[Page and application data records]
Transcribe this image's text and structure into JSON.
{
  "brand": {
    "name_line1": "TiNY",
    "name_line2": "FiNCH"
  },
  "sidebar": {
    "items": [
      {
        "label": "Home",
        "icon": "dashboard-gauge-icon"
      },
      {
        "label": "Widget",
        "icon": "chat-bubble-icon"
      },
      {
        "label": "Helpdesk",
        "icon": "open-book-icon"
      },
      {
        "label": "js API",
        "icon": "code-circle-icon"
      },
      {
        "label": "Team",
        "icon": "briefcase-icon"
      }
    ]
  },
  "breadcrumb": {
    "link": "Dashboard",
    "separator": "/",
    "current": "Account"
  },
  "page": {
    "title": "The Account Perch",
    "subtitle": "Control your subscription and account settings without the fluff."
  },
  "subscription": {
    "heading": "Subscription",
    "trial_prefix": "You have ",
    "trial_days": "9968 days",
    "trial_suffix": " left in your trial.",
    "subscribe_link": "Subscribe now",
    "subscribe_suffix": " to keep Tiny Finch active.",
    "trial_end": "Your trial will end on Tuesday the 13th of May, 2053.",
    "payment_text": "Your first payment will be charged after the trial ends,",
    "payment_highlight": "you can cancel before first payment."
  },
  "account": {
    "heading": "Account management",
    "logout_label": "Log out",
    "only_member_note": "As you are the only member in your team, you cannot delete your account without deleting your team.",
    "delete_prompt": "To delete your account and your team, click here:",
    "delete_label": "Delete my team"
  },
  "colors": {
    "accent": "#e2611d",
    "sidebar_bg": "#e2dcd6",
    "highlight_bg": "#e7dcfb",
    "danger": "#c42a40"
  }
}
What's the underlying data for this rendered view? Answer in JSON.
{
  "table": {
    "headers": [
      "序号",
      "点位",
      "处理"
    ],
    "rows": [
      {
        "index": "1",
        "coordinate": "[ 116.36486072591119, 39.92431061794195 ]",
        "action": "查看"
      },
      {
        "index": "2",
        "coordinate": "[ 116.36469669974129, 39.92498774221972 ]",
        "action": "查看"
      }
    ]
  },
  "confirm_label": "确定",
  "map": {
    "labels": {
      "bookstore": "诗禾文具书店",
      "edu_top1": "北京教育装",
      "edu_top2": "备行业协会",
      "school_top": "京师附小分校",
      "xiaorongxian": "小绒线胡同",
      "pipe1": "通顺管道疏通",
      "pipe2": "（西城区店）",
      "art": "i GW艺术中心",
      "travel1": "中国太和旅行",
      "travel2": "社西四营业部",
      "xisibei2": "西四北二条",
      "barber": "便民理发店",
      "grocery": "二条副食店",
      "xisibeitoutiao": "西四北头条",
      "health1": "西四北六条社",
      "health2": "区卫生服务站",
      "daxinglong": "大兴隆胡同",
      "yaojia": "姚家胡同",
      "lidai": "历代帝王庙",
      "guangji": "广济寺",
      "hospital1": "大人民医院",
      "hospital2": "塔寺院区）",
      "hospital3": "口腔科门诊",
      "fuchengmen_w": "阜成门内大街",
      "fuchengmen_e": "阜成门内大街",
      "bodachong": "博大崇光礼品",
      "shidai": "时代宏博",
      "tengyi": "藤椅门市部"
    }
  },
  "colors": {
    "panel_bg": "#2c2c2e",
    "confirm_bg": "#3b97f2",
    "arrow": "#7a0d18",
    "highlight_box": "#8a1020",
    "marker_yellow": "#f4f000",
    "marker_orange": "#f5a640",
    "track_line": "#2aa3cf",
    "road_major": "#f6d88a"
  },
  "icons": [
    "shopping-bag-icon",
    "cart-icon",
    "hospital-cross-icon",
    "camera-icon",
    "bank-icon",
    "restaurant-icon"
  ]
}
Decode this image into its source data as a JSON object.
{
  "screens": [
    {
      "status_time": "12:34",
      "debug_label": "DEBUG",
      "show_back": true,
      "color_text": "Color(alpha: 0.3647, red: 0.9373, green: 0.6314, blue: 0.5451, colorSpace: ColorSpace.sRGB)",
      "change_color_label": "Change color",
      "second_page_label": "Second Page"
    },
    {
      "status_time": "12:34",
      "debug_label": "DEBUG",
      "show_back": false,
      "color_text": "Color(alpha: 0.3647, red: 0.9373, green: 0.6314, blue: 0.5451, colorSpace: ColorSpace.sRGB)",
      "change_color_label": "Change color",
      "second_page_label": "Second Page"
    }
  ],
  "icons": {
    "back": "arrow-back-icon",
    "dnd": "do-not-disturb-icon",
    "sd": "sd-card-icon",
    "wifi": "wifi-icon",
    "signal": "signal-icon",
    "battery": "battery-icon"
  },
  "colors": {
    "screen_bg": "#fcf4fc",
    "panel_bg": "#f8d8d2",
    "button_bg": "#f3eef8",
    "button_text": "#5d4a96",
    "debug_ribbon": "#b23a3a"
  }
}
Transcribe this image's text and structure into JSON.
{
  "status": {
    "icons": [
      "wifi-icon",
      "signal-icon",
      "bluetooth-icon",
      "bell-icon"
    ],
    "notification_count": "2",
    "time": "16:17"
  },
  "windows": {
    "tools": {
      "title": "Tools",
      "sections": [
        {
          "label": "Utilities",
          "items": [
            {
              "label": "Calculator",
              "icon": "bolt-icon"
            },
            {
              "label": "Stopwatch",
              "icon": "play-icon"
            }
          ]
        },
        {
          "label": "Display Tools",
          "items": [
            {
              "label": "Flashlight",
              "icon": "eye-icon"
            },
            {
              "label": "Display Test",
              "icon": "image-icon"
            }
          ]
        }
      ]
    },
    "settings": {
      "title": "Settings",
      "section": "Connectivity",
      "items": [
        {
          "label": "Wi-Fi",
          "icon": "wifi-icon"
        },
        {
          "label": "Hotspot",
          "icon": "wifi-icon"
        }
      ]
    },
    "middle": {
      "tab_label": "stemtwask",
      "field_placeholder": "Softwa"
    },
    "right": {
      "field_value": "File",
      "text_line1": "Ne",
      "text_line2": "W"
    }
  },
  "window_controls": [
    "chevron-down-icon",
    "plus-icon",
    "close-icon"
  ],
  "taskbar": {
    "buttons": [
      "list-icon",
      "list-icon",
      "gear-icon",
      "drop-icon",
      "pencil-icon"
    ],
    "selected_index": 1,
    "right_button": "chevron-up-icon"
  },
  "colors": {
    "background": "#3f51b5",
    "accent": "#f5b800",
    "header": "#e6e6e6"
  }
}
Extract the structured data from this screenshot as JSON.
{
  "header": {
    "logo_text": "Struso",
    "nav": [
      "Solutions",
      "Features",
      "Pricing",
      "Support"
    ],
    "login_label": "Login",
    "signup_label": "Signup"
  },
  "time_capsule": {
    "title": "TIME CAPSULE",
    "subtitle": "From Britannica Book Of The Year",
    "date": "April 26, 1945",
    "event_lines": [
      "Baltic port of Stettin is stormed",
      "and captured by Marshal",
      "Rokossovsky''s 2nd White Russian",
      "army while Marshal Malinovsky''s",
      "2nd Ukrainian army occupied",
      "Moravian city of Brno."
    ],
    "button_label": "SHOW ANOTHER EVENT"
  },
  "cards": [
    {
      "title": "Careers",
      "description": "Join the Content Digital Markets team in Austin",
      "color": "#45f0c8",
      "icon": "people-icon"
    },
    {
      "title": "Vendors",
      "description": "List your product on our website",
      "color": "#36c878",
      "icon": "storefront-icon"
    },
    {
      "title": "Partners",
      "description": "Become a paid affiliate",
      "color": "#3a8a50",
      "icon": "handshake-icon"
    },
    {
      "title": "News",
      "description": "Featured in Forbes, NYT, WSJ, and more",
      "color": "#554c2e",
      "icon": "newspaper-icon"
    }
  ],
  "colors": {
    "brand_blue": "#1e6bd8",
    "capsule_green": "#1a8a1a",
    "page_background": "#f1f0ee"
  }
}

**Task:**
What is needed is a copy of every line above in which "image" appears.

**Answer for the task:**
Transcribe this image's text and structure into JSON.
Decode this image into its source data as a JSON object.
Transcribe this image's text and structure into JSON.
              "icon": "image-icon"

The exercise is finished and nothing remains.